Only the pictures are to be omitted; every entry beneath should otherwise be duplicated exactly.

Dataset rows for apps and sites

---*---

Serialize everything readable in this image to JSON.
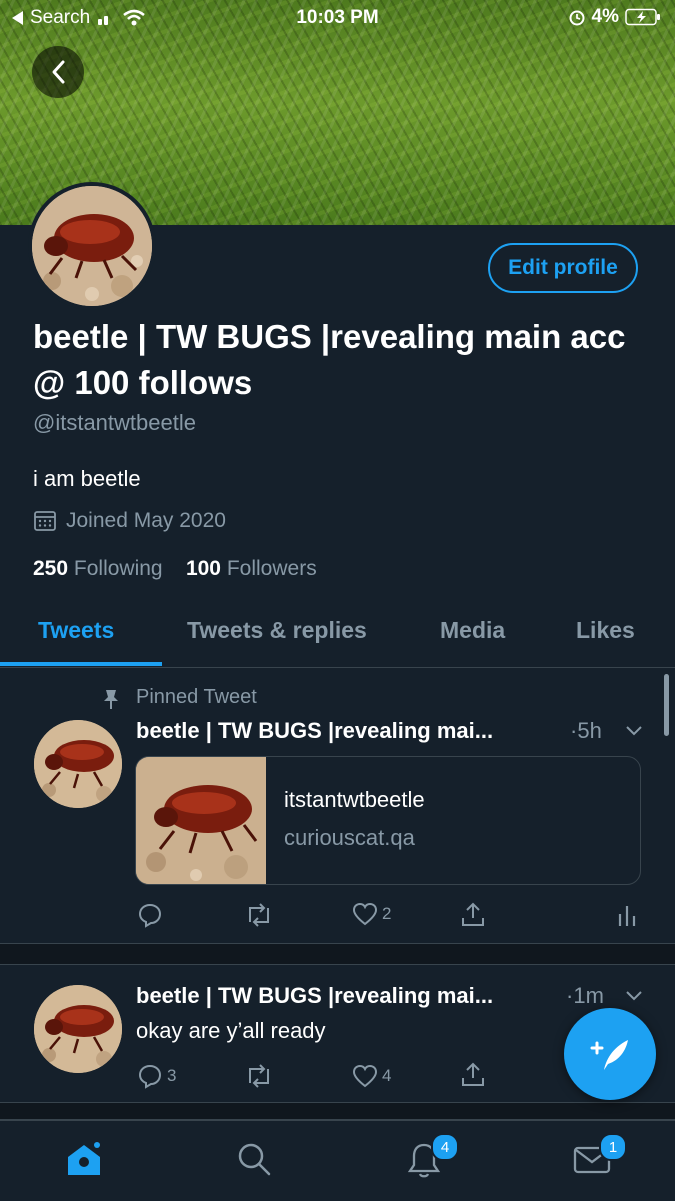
{
  "status_bar": {
    "back_label": "Search",
    "time": "10:03 PM",
    "battery": "4%"
  },
  "profile": {
    "display_name": "beetle | TW BUGS |revealing main acc @ 100 follows",
    "handle": "@itstantwtbeetle",
    "bio": "i am beetle",
    "joined": "Joined May 2020",
    "following_count": "250",
    "following_label": "Following",
    "followers_count": "100",
    "followers_label": "Followers",
    "edit_label": "Edit profile"
  },
  "tabs": [
    {
      "label": "Tweets",
      "active": true
    },
    {
      "label": "Tweets & replies"
    },
    {
      "label": "Media"
    },
    {
      "label": "Likes"
    }
  ],
  "tweets": [
    {
      "pinned_label": "Pinned Tweet",
      "name": "beetle | TW BUGS |revealing mai...",
      "time": "5h",
      "card": {
        "title": "itstantwtbeetle",
        "domain": "curiouscat.qa"
      },
      "likes": "2"
    },
    {
      "name": "beetle | TW BUGS |revealing mai...",
      "time": "1m",
      "text": "okay are y’all ready",
      "replies": "3",
      "likes": "4"
    }
  ],
  "bottom_nav": {
    "notifications_badge": "4",
    "messages_badge": "1"
  },
  "colors": {
    "background": "#15202b",
    "accent": "#1da1f2",
    "muted": "#8899a6",
    "border": "#38444d"
  }
}
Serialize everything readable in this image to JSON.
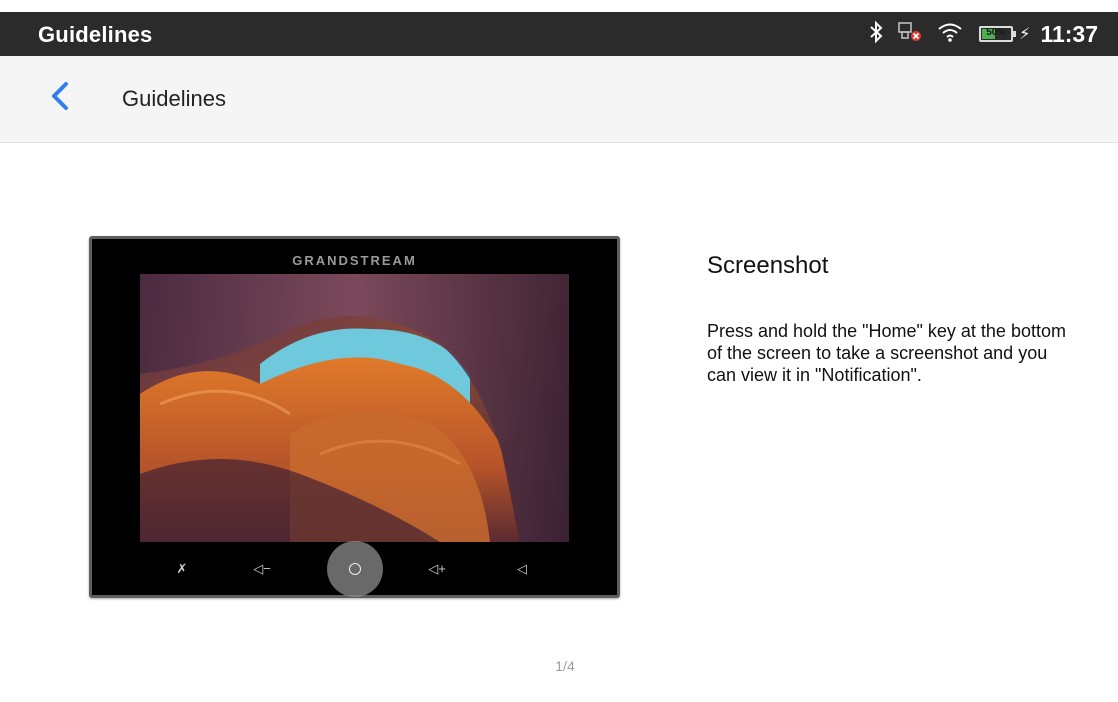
{
  "status_bar": {
    "title": "Guidelines",
    "time": "11:37",
    "battery": {
      "percent": 50,
      "label": "50%"
    },
    "icons": [
      "bluetooth-icon",
      "network-error-icon",
      "wifi-icon",
      "battery-icon",
      "charging-icon"
    ]
  },
  "app_bar": {
    "back_icon": "chevron-left-icon",
    "title": "Guidelines",
    "accent_color": "#2f80ed"
  },
  "guide": {
    "device": {
      "brand": "GRANDSTREAM",
      "keys": [
        "mute-icon",
        "volume-down-icon",
        "home-icon",
        "volume-up-icon",
        "back-icon"
      ]
    },
    "title": "Screenshot",
    "description": "Press and hold the \"Home\" key at the bottom of the screen to take a screenshot and you can view it in \"Notification\".",
    "pager": "1/4"
  }
}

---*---

**Your response:**
Serialize everything readable in this image to JSON.
{
  "status_bar": {
    "back_label": "Search",
    "time": "10:03 PM",
    "battery": "4%"
  },
  "profile": {
    "display_name": "beetle | TW BUGS |revealing main acc @ 100 follows",
    "handle": "@itstantwtbeetle",
    "bio": "i am beetle",
    "joined": "Joined May 2020",
    "following_count": "250",
    "following_label": "Following",
    "followers_count": "100",
    "followers_label": "Followers",
    "edit_label": "Edit profile"
  },
  "tabs": [
    {
      "label": "Tweets",
      "active": true
    },
    {
      "label": "Tweets & replies"
    },
    {
      "label": "Media"
    },
    {
      "label": "Likes"
    }
  ],
  "tweets": [
    {
      "pinned_label": "Pinned Tweet",
      "name": "beetle | TW BUGS |revealing mai...",
      "time": "5h",
      "card": {
        "title": "itstantwtbeetle",
        "domain": "curiouscat.qa"
      },
      "likes": "2"
    },
    {
      "name": "beetle | TW BUGS |revealing mai...",
      "time": "1m",
      "text": "okay are y’all ready",
      "replies": "3",
      "likes": "4"
    }
  ],
  "bottom_nav": {
    "notifications_badge": "4",
    "messages_badge": "1"
  },
  "colors": {
    "background": "#15202b",
    "accent": "#1da1f2",
    "muted": "#8899a6",
    "border": "#38444d"
  }
}
Serialize everything readable in this image to JSON.
{
  "status_bar": {
    "title": "Guidelines",
    "time": "11:37",
    "battery": {
      "percent": 50,
      "label": "50%"
    },
    "icons": [
      "bluetooth-icon",
      "network-error-icon",
      "wifi-icon",
      "battery-icon",
      "charging-icon"
    ]
  },
  "app_bar": {
    "back_icon": "chevron-left-icon",
    "title": "Guidelines",
    "accent_color": "#2f80ed"
  },
  "guide": {
    "device": {
      "brand": "GRANDSTREAM",
      "keys": [
        "mute-icon",
        "volume-down-icon",
        "home-icon",
        "volume-up-icon",
        "back-icon"
      ]
    },
    "title": "Screenshot",
    "description": "Press and hold the \"Home\" key at the bottom of the screen to take a screenshot and you can view it in \"Notification\".",
    "pager": "1/4"
  }
}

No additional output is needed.